**To do:**
Write the data out in full and word for word. Do not include images.

**Given data:**

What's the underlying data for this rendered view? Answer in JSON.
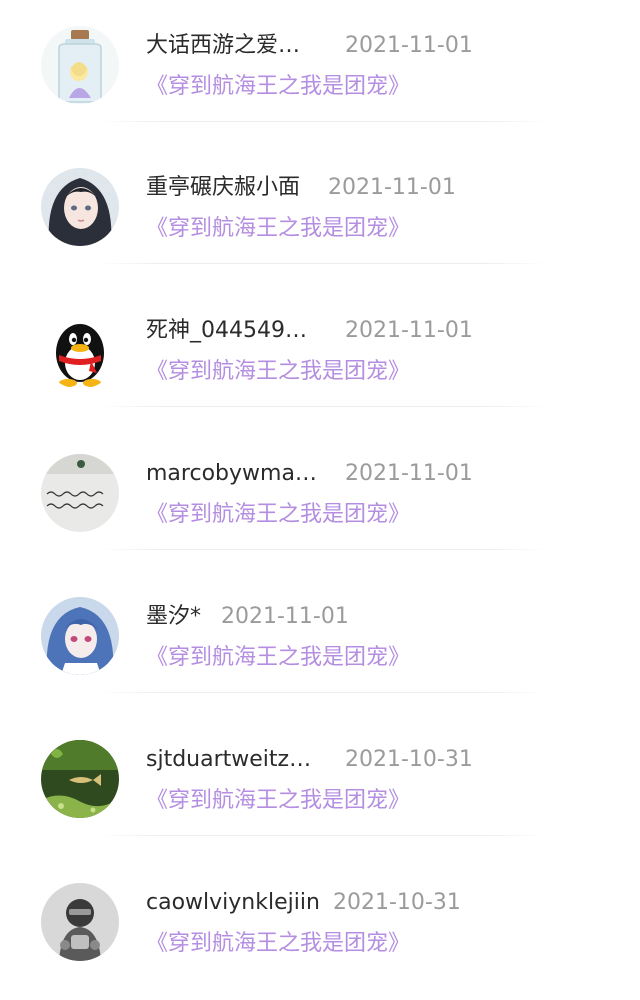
{
  "comments": [
    {
      "name": "大话西游之爱…",
      "date": "2021-11-01",
      "book": "《穿到航海王之我是团宠》",
      "avatar": "bottle-girl-avatar"
    },
    {
      "name": "重亭碾庆赧小面",
      "date": "2021-11-01",
      "book": "《穿到航海王之我是团宠》",
      "avatar": "anime-girl-avatar"
    },
    {
      "name": "死神_044549…",
      "date": "2021-11-01",
      "book": "《穿到航海王之我是团宠》",
      "avatar": "qq-penguin-avatar"
    },
    {
      "name": "marcobywma…",
      "date": "2021-11-01",
      "book": "《穿到航海王之我是团宠》",
      "avatar": "handwriting-avatar"
    },
    {
      "name": "墨汐*",
      "date": "2021-11-01",
      "book": "《穿到航海王之我是团宠》",
      "avatar": "blue-hair-girl-avatar"
    },
    {
      "name": "sjtduartweitz…",
      "date": "2021-10-31",
      "book": "《穿到航海王之我是团宠》",
      "avatar": "aquarium-fish-avatar"
    },
    {
      "name": "caowlviynklejiin",
      "date": "2021-10-31",
      "book": "《穿到航海王之我是团宠》",
      "avatar": "robot-avatar"
    }
  ],
  "colors": {
    "name": "#2b2b2b",
    "date": "#9b9b9b",
    "book": "#b48ee0"
  }
}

**Solution:**
What's the underlying data for this rendered view? Answer in JSON.
{
  "comments": [
    {
      "name": "大话西游之爱…",
      "date": "2021-11-01",
      "book": "《穿到航海王之我是团宠》",
      "avatar": "bottle-girl-avatar"
    },
    {
      "name": "重亭碾庆赧小面",
      "date": "2021-11-01",
      "book": "《穿到航海王之我是团宠》",
      "avatar": "anime-girl-avatar"
    },
    {
      "name": "死神_044549…",
      "date": "2021-11-01",
      "book": "《穿到航海王之我是团宠》",
      "avatar": "qq-penguin-avatar"
    },
    {
      "name": "marcobywma…",
      "date": "2021-11-01",
      "book": "《穿到航海王之我是团宠》",
      "avatar": "handwriting-avatar"
    },
    {
      "name": "墨汐*",
      "date": "2021-11-01",
      "book": "《穿到航海王之我是团宠》",
      "avatar": "blue-hair-girl-avatar"
    },
    {
      "name": "sjtduartweitz…",
      "date": "2021-10-31",
      "book": "《穿到航海王之我是团宠》",
      "avatar": "aquarium-fish-avatar"
    },
    {
      "name": "caowlviynklejiin",
      "date": "2021-10-31",
      "book": "《穿到航海王之我是团宠》",
      "avatar": "robot-avatar"
    }
  ],
  "colors": {
    "name": "#2b2b2b",
    "date": "#9b9b9b",
    "book": "#b48ee0"
  }
}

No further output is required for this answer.